Anyone who realizes anything about net accessibility knows that images will need alternative, or perhaps ALT, text message assigned to them. It is because screen viewers can’t understand images, but rather read aloud the alternative text message assigned to them. Online Explorer you observe this ALT text, by just mousing over the image and looking at the yellow hue tooltip that appears. Additional browsers (correctly) don’t do that. The CODE for entering ALT textual content is:

But absolutely there cannot be a skill to writing ALT text with regards to images? You just pop an outline in there and you’re good to go, right? Well, kind of. Sure, it’s certainly not rocket scientific research, but there are many guidelines you need to follow…

Spacer pictures and lacking ALT text message

Spacer images should always be assigned null ALT text, or alt=””. This way many screen visitors will completely ignore the photo and do not ever even announce its existence. Spacer images are cannot be seen images that pretty many websites employ. The purpose of these people is, while the term suggests, to develop space relating to the page. Occasionally it’s impossible to create the visual display you need, so you can stick a picture in (specifying its elevation and width) and voli’, you have the additional space you will need.

Certainly not everyone uses this null ALT textual content for spacer images. A few websites stick in alt=”spacer image”. Imagine just how annoying this can be for a display reader consumer, especially when you have ten of those in a line. A screen reader would say, “Image, spacer image” ten conditions in a line (screen readers usually the word, “Image”, before reading out their ALT text) – given that isn’t useful!

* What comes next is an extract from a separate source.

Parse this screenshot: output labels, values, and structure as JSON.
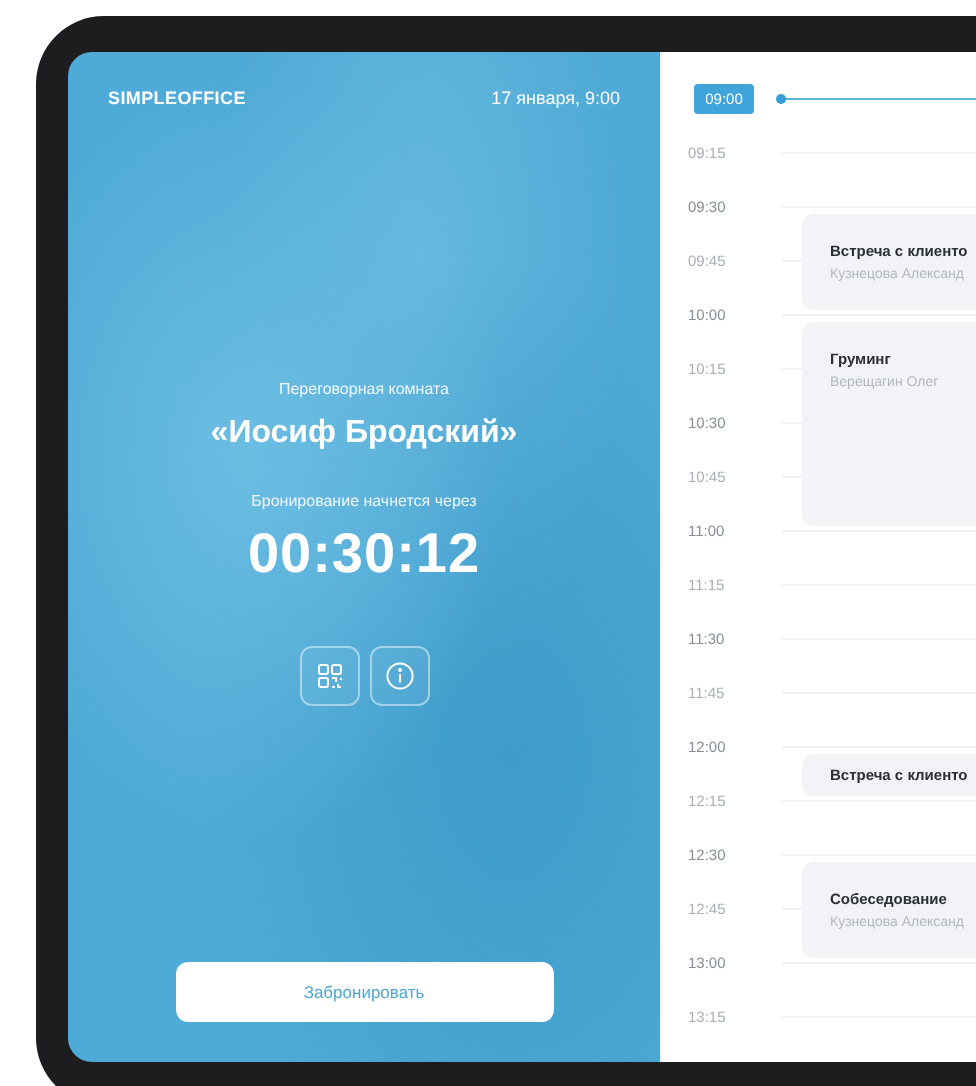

Various other web developers easily leave out the ALT credit for spacer images (and perhaps other images). In cases like this, most display readers might read your filename, which could be ‘newsite/images/’. A display reader will announce this image because “Image, news site cut images cut one position spacer us dot gif”. Picture what this would sound like whenever there were twelve of these within a row!

Bullets and icons

Bullets and icons ought to be treated in much the same way as spacer images, so should be designated null alternate text, or perhaps alt=””. Think about a list of items with a the latest bullet continuing each item. If ALT text, ‘Bullet’ is designated to each photo then, “Image, bullet” will probably be read aloud by screen readers before each list item, so that it is take that bit longer to work through record.

Symbols, usually utilized to complement backlinks, should also be assigned alt=””. Many websites, which usually place the icon next for the link text message, use the website link text while the ALT text for the icon. Display screen readers would probably first declare this ALT text, and then the link text message, so might then the link two times, which naturally isn’t necessary.

(Ideally, bullets and icons need to be called up as background images through the CSS document — this would remove them from the HTML CODE document entirely and therefore eliminate the need for any kind of ALT description. )

Decorative photos

Ornamental images too should be designated null substitute text, or perhaps alt=””. In the event that an image is usually pure eye candy, therefore there’s no need for a display reader consumer to even know really there and being up to date of their presence easily adds to the environmental noise.

Alternatively, you could argue that the images in your site make a brand personality and by covering them via screen reader users to get denying this kind of group of users the same knowledge. Accessibility specialists tend to favour the former disagreement, but now there certainly is mostly a valid advantages of the latter also.

Routing & text message embedded within images

Navigation selections that require pretty text be forced to embed the text within an graphic. In this scenario, the ALT text really should not used to expand on the impression. Under no circumstances if the ALT textual content say, ‘Read all about each of our fantastic solutions, designed to assist you in everything you do’. If the menu item says, ‘Services’ then your ALT text should also state ‘Services ALT text should always describe this of the picture and should do it again the text word-for-word. If you want to expand at the navigation, such as in this model, you can use the title attribute.

The same applies for every other text embedded inside an image. The ALT text should just repeat, word-for-word, the text covered within that image.

(Unless the font being used is especially different it’s often unnecessary to introduce text inside images – advanced direction-finding and background effects can now be achieved with CSS. )


Websites tend to fluctuate in the way they apply ALT text to logos. A lot of say, Business name, others Business name logo, and other describe the function for the image (usually a link back to the homepage),? Back to home’. Remember, ALT text must always describe a few possibilities of the image so the 1st example, alt=”Company name”, has become the best. If the logo is mostly a link back to the homepage, after that this can be properly communicated through the title draw.


Publishing effective ALT text isn’t really too hard. If it’s an attractive image consequently null alternate text, or alt=”” should usually be taken – do not ever, ever leave out the ALT attribute. In the event the image consists of text then this ALT text message should easily repeat this textual content, word-for-word. Keep in mind, ALT text message should explain the content of this image certainly nothing more.

Do end up being sure also to keep ALT text mainly because short and succinct as possible. Listening to an internet page which has a screen subscriber takes a lot longer than traditional strategies, so typically make the surfing experience painful for screen target audience users with bloated and unnecessary ALT text. Click here for more: